According to the newspaper, this skepticism stems from the behavior of Ukrainian politicians, who had earlier played the role of "good students." Le Monde quoted the official as saying that the situation remains the EU's main concern, and "in the short term there is no reason for optimism in the matter."
The official said that the past few years have seen an ever-increasing number of supporters of the normalization of relations with Russia in Europe, something that he said comes amid the Ukrainian side's visible reluctance to comply with the Minsk agreements.
"Fatigue from the Ukrainian issue can quickly turn into fatigue from the Ukrainian partner, who has proven to be unreliable," the official said, adding that "in this vein, the question of anti-Russian sanctions is seen in a different perspective."
One of the main problems pertaining to the Minsk agreements is Ukrainian President Petro Poroshenko's inability to approve the special status of eastern Ukraine's Donbass region. The initiative is being blocked by many Ukrainian lawmakers, according to the Le Monde.
"Poroshenko's hopes to gain a constitutional majority by getting two-thirds of the votes are already seen as unrealistic," the newspaper said.

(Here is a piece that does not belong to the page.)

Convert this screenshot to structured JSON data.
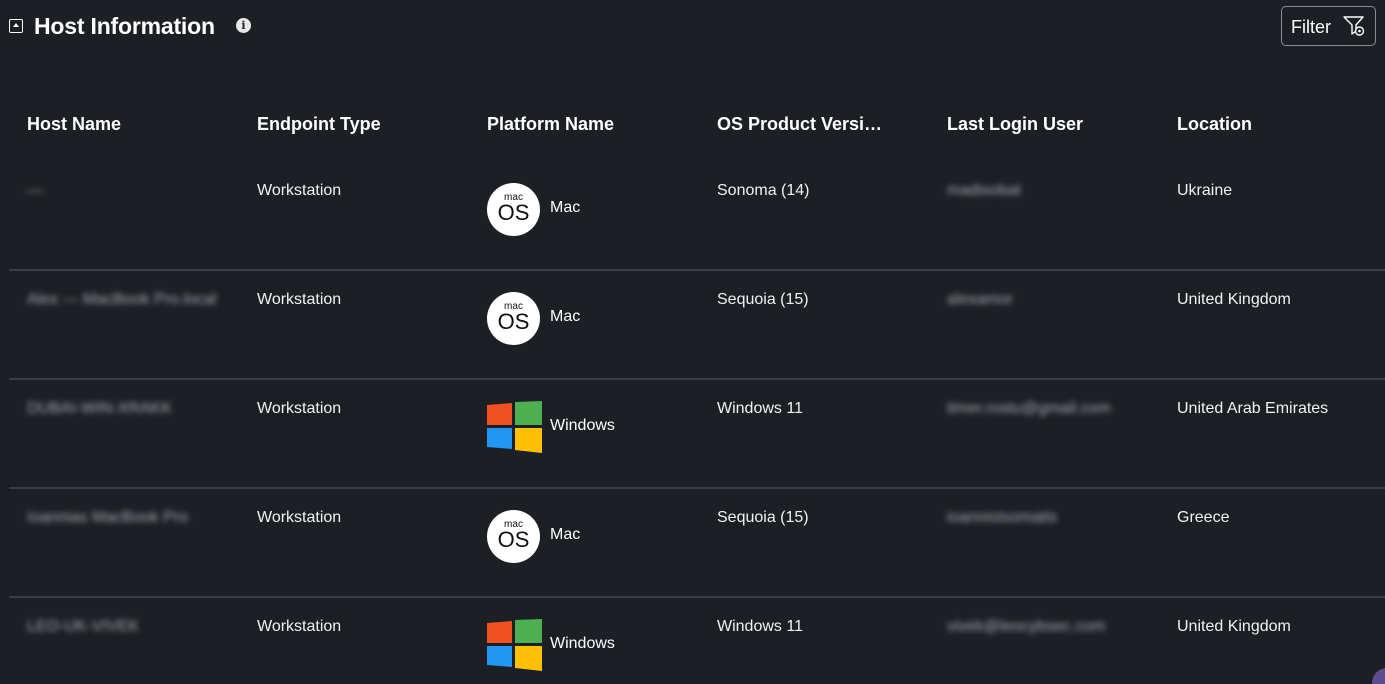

In April 2014, Ukrainian authorities kicked off a military operation against supporters of Donbass independence in eastern Ukraine. The settlement of the conflict is still being discussed by the Trilateral Contact Group on Ukraine in the Belarusian capital Minsk, which has already adopted three documents which establish guidelines for taking the necessary steps to de-escalate the conflict. The group includes representatives from Russia, Ukraine and the Organization for Security and Cooperation in Europe.